The U.S. Office of Special Counsel says the American ambassador to the U.N. did violate the Hatch Act, but for now, it has just given her a warning.
What exactly did Ambassador Nikki Haley do? Back in June, she retweeted the president, whose post endorsed a Congressional candidate.
The Hatch Act prohibits federal employees from using their official authority or influence to try to sway an election.
An OSC spokesperson noted Haley's Twitter account at the time included so many indications "of her official role as Ambassador ... it gave the impression that she was acting in her official capacity when she used this account to retweet President Trump's message."
President Donald Trump didn't get in trouble because both he and the vice president are exempt from the law. But other members of the executive branch, like Haley, are not.
The OSC decided to only give Haley a warning because it found she hadn't posted any other prohibited material since that retweet.
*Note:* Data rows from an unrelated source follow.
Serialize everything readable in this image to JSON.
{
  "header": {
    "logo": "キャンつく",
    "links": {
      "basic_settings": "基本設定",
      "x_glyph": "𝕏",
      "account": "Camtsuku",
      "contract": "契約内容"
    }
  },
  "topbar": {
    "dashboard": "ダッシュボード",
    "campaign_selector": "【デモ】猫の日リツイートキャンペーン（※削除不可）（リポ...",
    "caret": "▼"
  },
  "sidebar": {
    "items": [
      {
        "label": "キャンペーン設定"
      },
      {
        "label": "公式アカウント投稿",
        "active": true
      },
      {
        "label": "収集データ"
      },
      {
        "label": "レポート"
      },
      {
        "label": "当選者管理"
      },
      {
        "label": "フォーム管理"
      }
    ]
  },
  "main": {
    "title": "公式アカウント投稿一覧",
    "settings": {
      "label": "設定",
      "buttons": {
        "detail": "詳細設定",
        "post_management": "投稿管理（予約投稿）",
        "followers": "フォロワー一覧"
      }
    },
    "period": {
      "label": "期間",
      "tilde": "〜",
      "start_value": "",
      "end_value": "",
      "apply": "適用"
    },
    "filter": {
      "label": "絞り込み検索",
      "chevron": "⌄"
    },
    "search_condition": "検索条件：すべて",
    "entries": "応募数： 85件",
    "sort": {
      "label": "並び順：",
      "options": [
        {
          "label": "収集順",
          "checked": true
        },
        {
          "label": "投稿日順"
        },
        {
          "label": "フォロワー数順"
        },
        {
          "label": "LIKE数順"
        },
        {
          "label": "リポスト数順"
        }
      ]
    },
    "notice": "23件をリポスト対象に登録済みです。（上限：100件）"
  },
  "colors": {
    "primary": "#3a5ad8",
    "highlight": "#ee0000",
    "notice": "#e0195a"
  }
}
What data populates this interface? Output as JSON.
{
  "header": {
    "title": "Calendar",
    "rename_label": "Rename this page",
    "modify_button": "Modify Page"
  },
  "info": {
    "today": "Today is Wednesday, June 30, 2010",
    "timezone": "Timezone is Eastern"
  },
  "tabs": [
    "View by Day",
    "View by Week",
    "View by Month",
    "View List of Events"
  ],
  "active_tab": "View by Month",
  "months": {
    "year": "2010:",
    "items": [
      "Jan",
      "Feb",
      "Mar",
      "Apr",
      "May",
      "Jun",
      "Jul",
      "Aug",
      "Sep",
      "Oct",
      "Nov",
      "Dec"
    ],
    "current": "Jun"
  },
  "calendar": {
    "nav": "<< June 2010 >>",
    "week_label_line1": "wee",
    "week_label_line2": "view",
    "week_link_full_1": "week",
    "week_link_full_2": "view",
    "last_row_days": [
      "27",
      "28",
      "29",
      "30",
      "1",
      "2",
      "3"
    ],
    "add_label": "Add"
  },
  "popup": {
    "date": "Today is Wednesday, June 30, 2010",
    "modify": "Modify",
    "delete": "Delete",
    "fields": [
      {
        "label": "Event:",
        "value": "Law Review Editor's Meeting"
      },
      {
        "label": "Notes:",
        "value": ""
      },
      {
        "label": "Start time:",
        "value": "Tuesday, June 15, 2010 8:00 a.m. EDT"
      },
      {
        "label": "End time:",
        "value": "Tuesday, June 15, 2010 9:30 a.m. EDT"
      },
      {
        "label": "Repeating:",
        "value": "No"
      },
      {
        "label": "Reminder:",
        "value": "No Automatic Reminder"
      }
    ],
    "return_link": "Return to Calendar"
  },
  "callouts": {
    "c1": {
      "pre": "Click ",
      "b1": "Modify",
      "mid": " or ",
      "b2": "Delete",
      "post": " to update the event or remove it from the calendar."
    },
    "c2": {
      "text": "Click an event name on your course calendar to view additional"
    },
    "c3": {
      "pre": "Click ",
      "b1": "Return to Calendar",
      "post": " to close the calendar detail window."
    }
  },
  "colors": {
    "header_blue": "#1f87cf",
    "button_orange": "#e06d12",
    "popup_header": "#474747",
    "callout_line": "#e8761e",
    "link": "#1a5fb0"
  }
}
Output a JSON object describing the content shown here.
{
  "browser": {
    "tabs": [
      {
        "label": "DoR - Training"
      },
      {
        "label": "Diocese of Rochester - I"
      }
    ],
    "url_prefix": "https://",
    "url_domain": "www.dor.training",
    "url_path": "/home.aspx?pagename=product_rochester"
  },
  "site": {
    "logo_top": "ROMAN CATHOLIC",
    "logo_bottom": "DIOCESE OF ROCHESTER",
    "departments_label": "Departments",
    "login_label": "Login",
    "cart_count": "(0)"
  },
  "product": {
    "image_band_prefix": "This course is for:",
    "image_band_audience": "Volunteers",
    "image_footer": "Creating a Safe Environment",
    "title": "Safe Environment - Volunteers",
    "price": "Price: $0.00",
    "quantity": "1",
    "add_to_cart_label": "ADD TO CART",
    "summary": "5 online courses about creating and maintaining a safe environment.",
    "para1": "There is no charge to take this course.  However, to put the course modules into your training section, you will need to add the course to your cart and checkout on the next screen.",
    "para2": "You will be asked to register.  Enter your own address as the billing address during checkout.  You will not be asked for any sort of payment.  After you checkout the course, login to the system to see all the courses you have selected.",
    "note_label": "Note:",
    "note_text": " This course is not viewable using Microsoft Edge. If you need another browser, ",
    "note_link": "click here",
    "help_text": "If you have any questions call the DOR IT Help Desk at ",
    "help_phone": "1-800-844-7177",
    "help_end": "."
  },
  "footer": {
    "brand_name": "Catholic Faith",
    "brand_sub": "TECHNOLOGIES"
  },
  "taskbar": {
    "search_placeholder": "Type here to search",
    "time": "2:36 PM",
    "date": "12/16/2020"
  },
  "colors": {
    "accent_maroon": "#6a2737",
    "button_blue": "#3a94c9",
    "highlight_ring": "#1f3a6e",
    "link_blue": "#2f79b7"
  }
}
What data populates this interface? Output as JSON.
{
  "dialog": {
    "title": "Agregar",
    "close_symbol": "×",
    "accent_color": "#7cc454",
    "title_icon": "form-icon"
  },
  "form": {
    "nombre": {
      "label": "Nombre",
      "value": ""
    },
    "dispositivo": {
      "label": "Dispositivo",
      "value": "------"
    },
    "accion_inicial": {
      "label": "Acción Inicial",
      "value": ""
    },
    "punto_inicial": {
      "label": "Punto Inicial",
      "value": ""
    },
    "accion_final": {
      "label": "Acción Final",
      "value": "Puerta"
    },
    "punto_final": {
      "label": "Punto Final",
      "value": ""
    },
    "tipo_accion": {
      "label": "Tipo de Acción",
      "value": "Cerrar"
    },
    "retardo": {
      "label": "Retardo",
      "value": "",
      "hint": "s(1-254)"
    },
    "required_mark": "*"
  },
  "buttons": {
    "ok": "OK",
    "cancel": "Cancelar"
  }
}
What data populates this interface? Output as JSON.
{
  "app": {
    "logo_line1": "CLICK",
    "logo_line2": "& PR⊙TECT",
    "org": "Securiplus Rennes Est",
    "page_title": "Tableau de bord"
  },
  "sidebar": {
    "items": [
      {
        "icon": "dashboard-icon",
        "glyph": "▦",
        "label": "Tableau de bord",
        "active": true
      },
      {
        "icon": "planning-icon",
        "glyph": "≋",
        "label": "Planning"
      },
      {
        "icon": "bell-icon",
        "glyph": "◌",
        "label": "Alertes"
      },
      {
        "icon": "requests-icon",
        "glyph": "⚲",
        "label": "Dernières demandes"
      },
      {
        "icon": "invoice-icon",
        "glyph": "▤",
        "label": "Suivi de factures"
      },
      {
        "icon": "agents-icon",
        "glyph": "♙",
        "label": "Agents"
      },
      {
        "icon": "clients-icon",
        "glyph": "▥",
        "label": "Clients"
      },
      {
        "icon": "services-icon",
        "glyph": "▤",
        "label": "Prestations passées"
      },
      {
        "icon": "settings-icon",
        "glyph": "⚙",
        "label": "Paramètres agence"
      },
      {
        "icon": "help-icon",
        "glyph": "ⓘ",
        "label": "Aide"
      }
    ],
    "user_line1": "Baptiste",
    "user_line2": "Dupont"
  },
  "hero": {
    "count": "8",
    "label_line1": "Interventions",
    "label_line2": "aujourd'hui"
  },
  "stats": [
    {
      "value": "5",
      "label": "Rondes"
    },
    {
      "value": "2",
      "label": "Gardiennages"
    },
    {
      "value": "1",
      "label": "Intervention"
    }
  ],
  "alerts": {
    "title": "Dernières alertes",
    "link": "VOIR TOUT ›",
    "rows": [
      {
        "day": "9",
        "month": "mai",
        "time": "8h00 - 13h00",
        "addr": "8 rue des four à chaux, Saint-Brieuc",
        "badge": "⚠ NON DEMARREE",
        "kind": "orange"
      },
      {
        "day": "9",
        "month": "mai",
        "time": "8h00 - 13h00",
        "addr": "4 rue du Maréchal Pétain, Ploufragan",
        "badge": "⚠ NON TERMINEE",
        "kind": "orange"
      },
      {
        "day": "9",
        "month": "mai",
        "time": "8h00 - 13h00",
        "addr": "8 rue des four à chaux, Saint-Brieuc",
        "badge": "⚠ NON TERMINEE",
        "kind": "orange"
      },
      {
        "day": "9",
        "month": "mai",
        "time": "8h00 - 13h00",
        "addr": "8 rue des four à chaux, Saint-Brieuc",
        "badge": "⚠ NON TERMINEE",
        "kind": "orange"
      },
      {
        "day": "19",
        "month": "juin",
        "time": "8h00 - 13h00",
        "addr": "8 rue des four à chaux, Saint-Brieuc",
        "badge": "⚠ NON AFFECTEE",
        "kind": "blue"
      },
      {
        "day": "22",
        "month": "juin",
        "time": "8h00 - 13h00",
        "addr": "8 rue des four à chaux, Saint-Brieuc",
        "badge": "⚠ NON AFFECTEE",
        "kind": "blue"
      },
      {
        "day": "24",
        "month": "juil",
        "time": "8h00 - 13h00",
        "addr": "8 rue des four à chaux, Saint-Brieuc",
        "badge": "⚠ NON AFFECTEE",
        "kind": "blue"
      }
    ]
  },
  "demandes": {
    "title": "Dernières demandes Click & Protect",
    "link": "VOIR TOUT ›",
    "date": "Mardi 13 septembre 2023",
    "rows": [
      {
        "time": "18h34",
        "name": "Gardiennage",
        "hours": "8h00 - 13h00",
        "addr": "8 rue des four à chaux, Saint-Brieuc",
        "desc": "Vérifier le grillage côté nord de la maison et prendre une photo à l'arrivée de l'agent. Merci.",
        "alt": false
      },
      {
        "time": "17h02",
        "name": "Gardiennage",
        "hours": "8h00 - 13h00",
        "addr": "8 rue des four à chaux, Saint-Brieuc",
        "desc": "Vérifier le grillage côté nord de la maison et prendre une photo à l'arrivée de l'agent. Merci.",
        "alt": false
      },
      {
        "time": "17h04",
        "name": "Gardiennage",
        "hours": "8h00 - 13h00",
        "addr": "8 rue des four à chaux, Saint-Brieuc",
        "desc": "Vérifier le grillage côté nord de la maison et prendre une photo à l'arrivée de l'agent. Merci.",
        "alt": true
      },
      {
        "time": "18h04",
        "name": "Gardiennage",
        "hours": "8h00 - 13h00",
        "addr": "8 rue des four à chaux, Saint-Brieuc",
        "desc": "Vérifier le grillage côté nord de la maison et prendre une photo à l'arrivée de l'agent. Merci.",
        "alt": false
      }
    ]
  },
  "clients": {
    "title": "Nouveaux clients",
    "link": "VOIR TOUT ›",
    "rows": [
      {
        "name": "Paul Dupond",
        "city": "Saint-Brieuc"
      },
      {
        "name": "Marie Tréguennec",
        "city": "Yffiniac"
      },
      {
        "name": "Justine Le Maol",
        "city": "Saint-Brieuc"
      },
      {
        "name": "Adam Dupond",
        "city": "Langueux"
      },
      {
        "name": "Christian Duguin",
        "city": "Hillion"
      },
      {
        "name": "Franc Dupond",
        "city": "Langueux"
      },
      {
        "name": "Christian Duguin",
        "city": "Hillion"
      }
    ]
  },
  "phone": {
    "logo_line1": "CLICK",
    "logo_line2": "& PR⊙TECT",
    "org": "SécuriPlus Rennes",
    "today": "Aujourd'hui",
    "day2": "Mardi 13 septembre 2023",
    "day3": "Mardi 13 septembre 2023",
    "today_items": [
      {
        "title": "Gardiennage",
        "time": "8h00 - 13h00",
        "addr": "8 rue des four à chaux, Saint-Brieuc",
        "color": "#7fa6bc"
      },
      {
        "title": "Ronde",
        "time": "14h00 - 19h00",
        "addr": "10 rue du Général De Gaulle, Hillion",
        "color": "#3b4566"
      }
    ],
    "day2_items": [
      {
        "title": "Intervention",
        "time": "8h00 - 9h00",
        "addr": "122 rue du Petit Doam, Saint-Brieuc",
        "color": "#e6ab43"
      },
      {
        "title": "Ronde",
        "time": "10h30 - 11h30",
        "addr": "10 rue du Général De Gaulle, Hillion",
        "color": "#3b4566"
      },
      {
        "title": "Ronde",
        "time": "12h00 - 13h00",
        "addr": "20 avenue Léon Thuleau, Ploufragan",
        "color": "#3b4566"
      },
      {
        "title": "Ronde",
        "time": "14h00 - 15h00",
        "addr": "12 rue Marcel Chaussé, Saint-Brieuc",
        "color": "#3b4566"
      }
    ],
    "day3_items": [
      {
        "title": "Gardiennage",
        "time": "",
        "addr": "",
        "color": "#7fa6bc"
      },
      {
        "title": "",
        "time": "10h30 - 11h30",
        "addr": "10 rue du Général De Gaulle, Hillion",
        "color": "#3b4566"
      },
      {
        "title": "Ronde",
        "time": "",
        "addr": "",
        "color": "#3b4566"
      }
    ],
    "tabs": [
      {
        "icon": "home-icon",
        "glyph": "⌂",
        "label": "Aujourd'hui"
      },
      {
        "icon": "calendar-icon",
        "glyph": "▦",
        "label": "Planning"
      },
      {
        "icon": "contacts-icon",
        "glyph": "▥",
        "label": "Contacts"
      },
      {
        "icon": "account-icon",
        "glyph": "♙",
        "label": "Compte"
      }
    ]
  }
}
But a letter to the watchdog group that first filed the complaint noted any future prohibited political activity on Haley's part will be considered "a willful and knowing violation of the law."